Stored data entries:
*** Begin section ***

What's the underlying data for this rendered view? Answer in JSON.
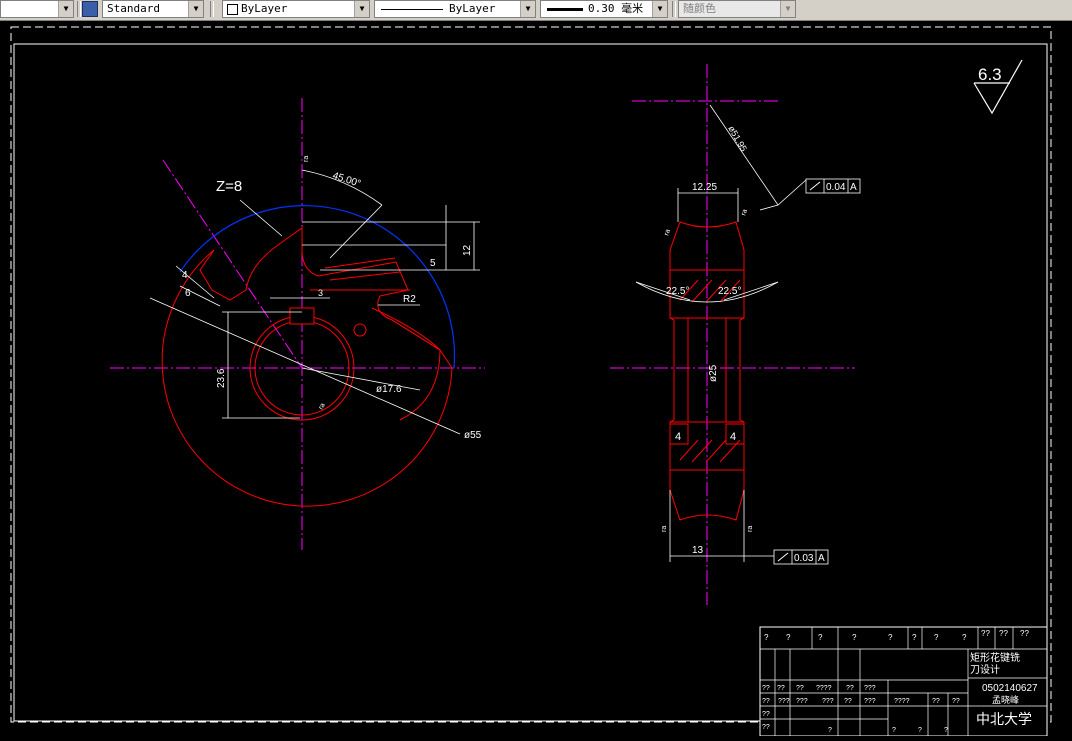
{
  "toolbar": {
    "text_style": "Standard",
    "color": "ByLayer",
    "linetype": "ByLayer",
    "lineweight": "0.30 毫米",
    "plot_style": "随颜色"
  },
  "drawing": {
    "roughness": "6.3",
    "teeth_count": "Z=8",
    "angle_45": "45.00°",
    "dim_5": "5",
    "dim_12": "12",
    "dim_4": "4",
    "dim_6": "6",
    "dim_r2": "R2",
    "dim_3": "3",
    "dim_23_6": "23.6",
    "dim_17_6": "ø17.6",
    "dim_55": "ø55",
    "dim_12_25": "12.25",
    "dim_51": "ø51.95",
    "dim_22_5_left": "22.5°",
    "dim_22_5_right": "22.5°",
    "dim_25": "ø25",
    "dim_4_left": "4",
    "dim_4_right": "4",
    "dim_13": "13",
    "tol_top_value": "0.04",
    "tol_top_datum": "A",
    "tol_bottom_value": "0.03",
    "tol_bottom_datum": "A",
    "rough_small": "ra"
  },
  "title_block": {
    "q": "?",
    "qq": "??",
    "qqq": "???",
    "qqqq": "????",
    "part_name_1": "矩形花键铣",
    "part_name_2": "刀设计",
    "student_id": "0502140627",
    "student_name": "孟晓峰",
    "school": "中北大学"
  }
}
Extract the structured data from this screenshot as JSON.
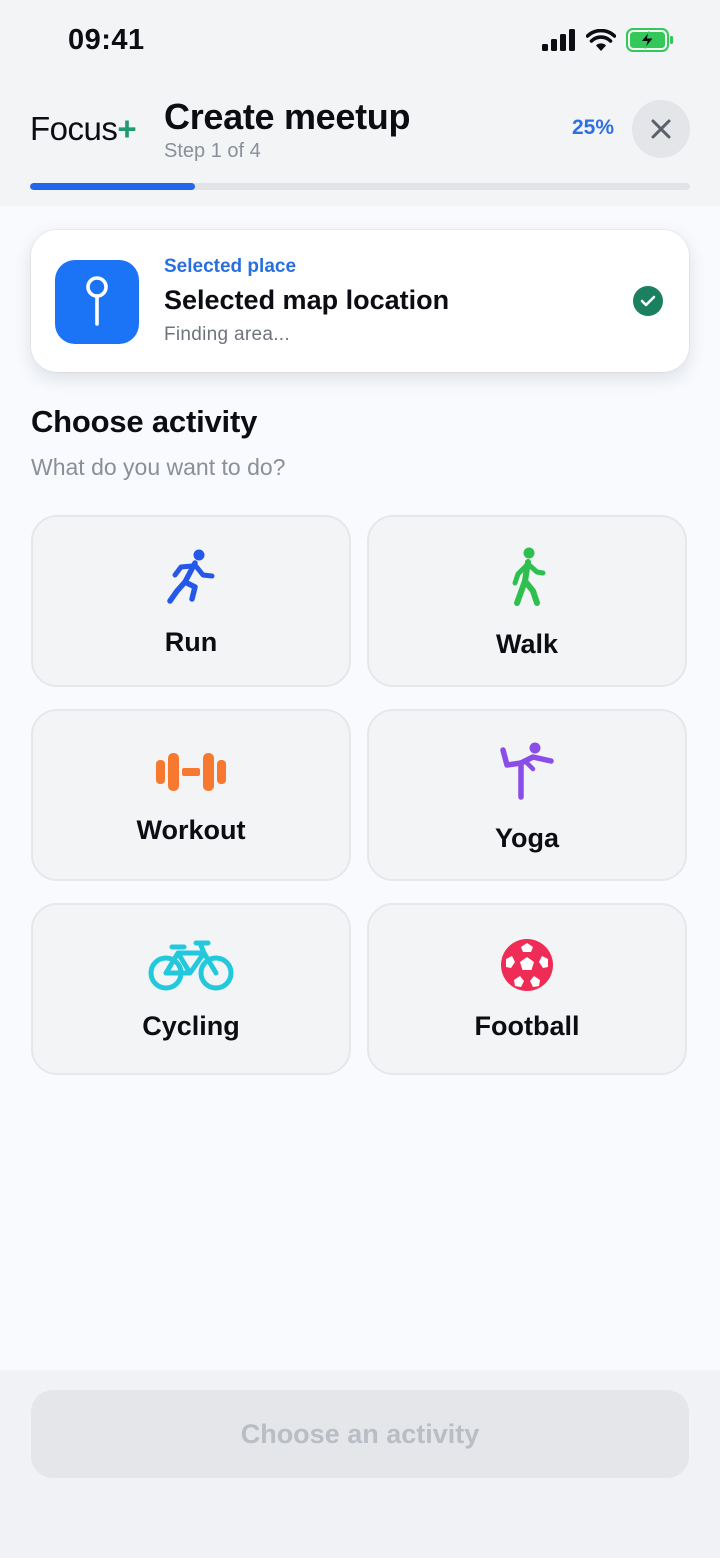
{
  "status_bar": {
    "time": "09:41"
  },
  "header": {
    "brand": "Focus",
    "brand_plus": "+",
    "title": "Create meetup",
    "step": "Step 1 of 4",
    "progress_label": "25%",
    "progress_fraction": 0.25
  },
  "place": {
    "kicker": "Selected place",
    "title": "Selected map location",
    "subtitle": "Finding area..."
  },
  "activity": {
    "title": "Choose activity",
    "subtitle": "What do you want to do?",
    "options": [
      {
        "label": "Run",
        "icon": "running-icon",
        "color": "#2558e8"
      },
      {
        "label": "Walk",
        "icon": "walking-icon",
        "color": "#2fbf4f"
      },
      {
        "label": "Workout",
        "icon": "dumbbell-icon",
        "color": "#f7782f"
      },
      {
        "label": "Yoga",
        "icon": "yoga-icon",
        "color": "#8a4de8"
      },
      {
        "label": "Cycling",
        "icon": "bicycle-icon",
        "color": "#22c9dc"
      },
      {
        "label": "Football",
        "icon": "football-icon",
        "color": "#ef2c55"
      }
    ]
  },
  "footer": {
    "cta_label": "Choose an activity"
  },
  "colors": {
    "accent": "#2466ea",
    "brand_green": "#1f9b6e",
    "success": "#1a8060"
  }
}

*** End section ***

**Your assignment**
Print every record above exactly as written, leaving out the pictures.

**Result**
What's the underlying data for this rendered view? Answer in JSON.
{
  "toolbar": {
    "text_style": "Standard",
    "color": "ByLayer",
    "linetype": "ByLayer",
    "lineweight": "0.30 毫米",
    "plot_style": "随颜色"
  },
  "drawing": {
    "roughness": "6.3",
    "teeth_count": "Z=8",
    "angle_45": "45.00°",
    "dim_5": "5",
    "dim_12": "12",
    "dim_4": "4",
    "dim_6": "6",
    "dim_r2": "R2",
    "dim_3": "3",
    "dim_23_6": "23.6",
    "dim_17_6": "ø17.6",
    "dim_55": "ø55",
    "dim_12_25": "12.25",
    "dim_51": "ø51.95",
    "dim_22_5_left": "22.5°",
    "dim_22_5_right": "22.5°",
    "dim_25": "ø25",
    "dim_4_left": "4",
    "dim_4_right": "4",
    "dim_13": "13",
    "tol_top_value": "0.04",
    "tol_top_datum": "A",
    "tol_bottom_value": "0.03",
    "tol_bottom_datum": "A",
    "rough_small": "ra"
  },
  "title_block": {
    "q": "?",
    "qq": "??",
    "qqq": "???",
    "qqqq": "????",
    "part_name_1": "矩形花键铣",
    "part_name_2": "刀设计",
    "student_id": "0502140627",
    "student_name": "孟晓峰",
    "school": "中北大学"
  }
}
Extract the structured data from this screenshot as JSON.
{
  "status_bar": {
    "time": "09:41"
  },
  "header": {
    "brand": "Focus",
    "brand_plus": "+",
    "title": "Create meetup",
    "step": "Step 1 of 4",
    "progress_label": "25%",
    "progress_fraction": 0.25
  },
  "place": {
    "kicker": "Selected place",
    "title": "Selected map location",
    "subtitle": "Finding area..."
  },
  "activity": {
    "title": "Choose activity",
    "subtitle": "What do you want to do?",
    "options": [
      {
        "label": "Run",
        "icon": "running-icon",
        "color": "#2558e8"
      },
      {
        "label": "Walk",
        "icon": "walking-icon",
        "color": "#2fbf4f"
      },
      {
        "label": "Workout",
        "icon": "dumbbell-icon",
        "color": "#f7782f"
      },
      {
        "label": "Yoga",
        "icon": "yoga-icon",
        "color": "#8a4de8"
      },
      {
        "label": "Cycling",
        "icon": "bicycle-icon",
        "color": "#22c9dc"
      },
      {
        "label": "Football",
        "icon": "football-icon",
        "color": "#ef2c55"
      }
    ]
  },
  "footer": {
    "cta_label": "Choose an activity"
  },
  "colors": {
    "accent": "#2466ea",
    "brand_green": "#1f9b6e",
    "success": "#1a8060"
  }
}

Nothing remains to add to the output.